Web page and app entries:
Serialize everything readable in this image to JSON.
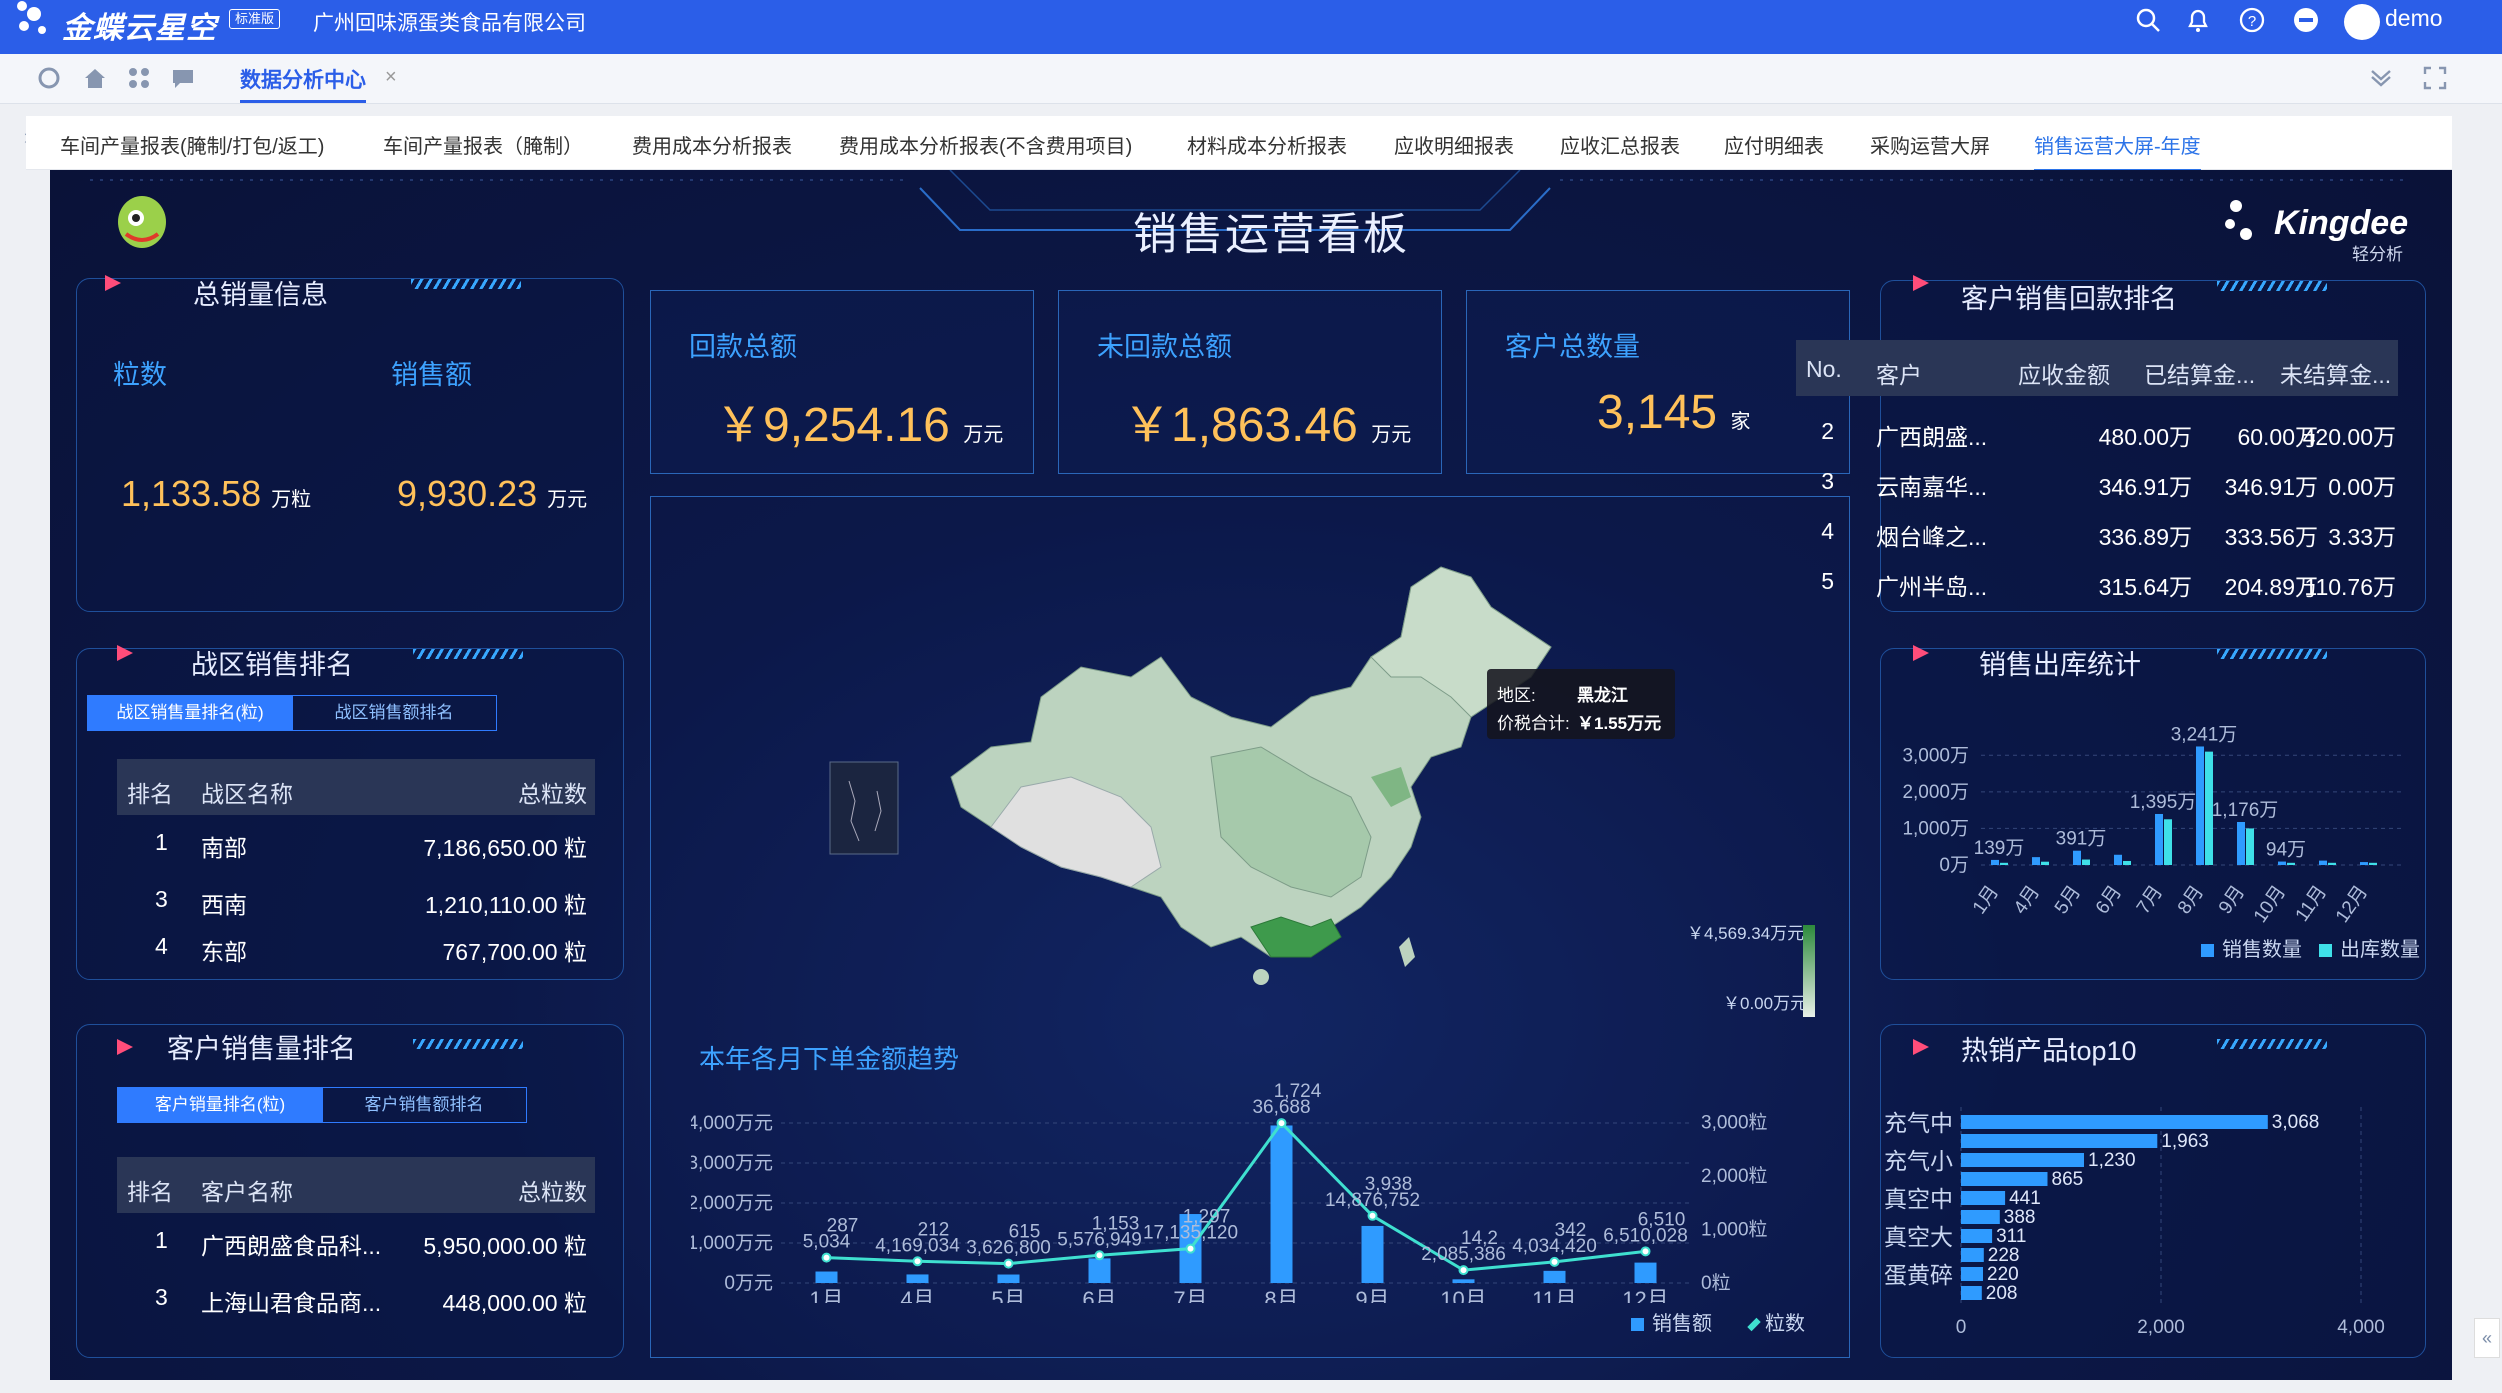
{
  "app": {
    "brand": "金蝶云星空",
    "edition": "标准版",
    "company": "广州回味源蛋类食品有限公司",
    "user": "demo"
  },
  "tabbar": {
    "active_tab": "数据分析中心",
    "close": "×"
  },
  "subtabs": [
    "车间产量报表(腌制/打包/返工)",
    "车间产量报表（腌制）",
    "费用成本分析报表",
    "费用成本分析报表(不含费用项目)",
    "材料成本分析报表",
    "应收明细报表",
    "应收汇总报表",
    "应付明细表",
    "采购运营大屏",
    "销售运营大屏-年度"
  ],
  "dashboard": {
    "title": "销售运营看板",
    "kingdee_logo": "Kingdee",
    "kingdee_sub": "轻分析"
  },
  "total_sales": {
    "title": "总销量信息",
    "qty_label": "粒数",
    "amount_label": "销售额",
    "qty_value": "1,133.58",
    "qty_unit": "万粒",
    "amount_value": "9,930.23",
    "amount_unit": "万元"
  },
  "kpis": [
    {
      "label": "回款总额",
      "value": "￥9,254.16",
      "unit": "万元"
    },
    {
      "label": "未回款总额",
      "value": "￥1,863.46",
      "unit": "万元"
    },
    {
      "label": "客户总数量",
      "value": "3,145",
      "unit": "家"
    }
  ],
  "zone_rank": {
    "title": "战区销售排名",
    "seg_on": "战区销售量排名(粒)",
    "seg_off": "战区销售额排名",
    "headers": [
      "排名",
      "战区名称",
      "总粒数"
    ],
    "rows": [
      [
        "1",
        "南部",
        "7,186,650.00 粒"
      ],
      [
        "3",
        "西南",
        "1,210,110.00 粒"
      ],
      [
        "4",
        "东部",
        "767,700.00 粒"
      ]
    ]
  },
  "cust_rank": {
    "title": "客户销售量排名",
    "seg_on": "客户销量排名(粒)",
    "seg_off": "客户销售额排名",
    "headers": [
      "排名",
      "客户名称",
      "总粒数"
    ],
    "rows": [
      [
        "1",
        "广西朗盛食品科...",
        "5,950,000.00 粒"
      ],
      [
        "3",
        "上海山君食品商...",
        "448,000.00 粒"
      ]
    ]
  },
  "cust_pay": {
    "title": "客户销售回款排名",
    "headers": [
      "No.",
      "客户",
      "应收金额",
      "已结算金...",
      "未结算金..."
    ],
    "rows": [
      [
        "2",
        "广西朗盛...",
        "480.00万",
        "60.00万",
        "420.00万"
      ],
      [
        "3",
        "云南嘉华...",
        "346.91万",
        "346.91万",
        "0.00万"
      ],
      [
        "4",
        "烟台峰之...",
        "336.89万",
        "333.56万",
        "3.33万"
      ],
      [
        "5",
        "广州半岛...",
        "315.64万",
        "204.89万",
        "110.76万"
      ]
    ]
  },
  "map": {
    "tooltip_region_label": "地区:",
    "tooltip_region": "黑龙江",
    "tooltip_value_label": "价税合计:",
    "tooltip_value": "￥1.55万元",
    "scale_max": "￥4,569.34万元",
    "scale_min": "￥0.00万元"
  },
  "colors": {
    "accent": "#3da2ff",
    "bar": "#2f9bff",
    "line": "#3fe0d0",
    "orange": "#ffc15a",
    "arrow": "#ff4d7a"
  },
  "chart_data": [
    {
      "type": "bar",
      "title": "销售出库统计",
      "categories": [
        "1月",
        "4月",
        "5月",
        "6月",
        "7月",
        "8月",
        "9月",
        "10月",
        "11月",
        "12月"
      ],
      "series": [
        {
          "name": "销售数量",
          "values": [
            139,
            215,
            391,
            280,
            1395,
            3241,
            1176,
            94,
            120,
            80
          ]
        },
        {
          "name": "出库数量",
          "values": [
            60,
            90,
            150,
            110,
            1250,
            3100,
            1000,
            60,
            60,
            60
          ]
        }
      ],
      "data_labels": [
        "139万",
        "391万",
        "1,395万",
        "3,241万",
        "1,176万",
        "94万"
      ],
      "yticks": [
        "3,000万",
        "2,000万",
        "1,000万",
        "0万"
      ],
      "ylim": [
        0,
        3500
      ]
    },
    {
      "type": "bar",
      "title": "热销产品top10",
      "orientation": "horizontal",
      "categories": [
        "充气中",
        "充气小",
        "真空中",
        "真空大",
        "蛋黄碎"
      ],
      "values": [
        3068,
        1963,
        1230,
        865,
        441,
        388,
        311,
        228,
        220,
        208
      ],
      "xticks": [
        "0",
        "2,000",
        "4,000"
      ],
      "xlim": [
        0,
        4400
      ]
    },
    {
      "type": "bar+line",
      "title": "本年各月下单金额趋势",
      "categories": [
        "1月",
        "4月",
        "5月",
        "6月",
        "7月",
        "8月",
        "9月",
        "10月",
        "11月",
        "12月"
      ],
      "series": [
        {
          "name": "销售额",
          "values": [
            287,
            214,
            212,
            615,
            1724,
            3938,
            1426,
            92,
            304,
            510
          ]
        },
        {
          "name": "粒数",
          "values": [
            5034,
            4169,
            3626,
            5577,
            7135,
            36688,
            14876,
            2085,
            4034,
            6510
          ]
        }
      ],
      "bar_labels": [
        "5,034",
        "4,169,034",
        "3,626,800",
        "5,576,949",
        "17,135,120",
        "36,688",
        "14,876,752",
        "2,085,386",
        "4,034,420",
        "6,510,028"
      ],
      "line_labels": [
        "287",
        "212",
        "615",
        "1,153",
        "1,297",
        "1,724",
        "3,938",
        "14,2",
        "342",
        "6,510"
      ],
      "yticks_left": [
        "4,000万元",
        "3,000万元",
        "2,000万元",
        "1,000万元",
        "0万元"
      ],
      "yticks_right": [
        "3,000粒",
        "2,000粒",
        "1,000粒",
        "0粒"
      ],
      "ylim": [
        0,
        4000
      ]
    }
  ]
}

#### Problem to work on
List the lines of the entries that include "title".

#### Answer below
    "title": "销售运营看板",
    "title": "总销量信息",
    "title": "战区销售排名",
    "title": "客户销售量排名",
    "title": "客户销售回款排名",
      "title": "销售出库统计",
      "title": "热销产品top10",
      "title": "本年各月下单金额趋势",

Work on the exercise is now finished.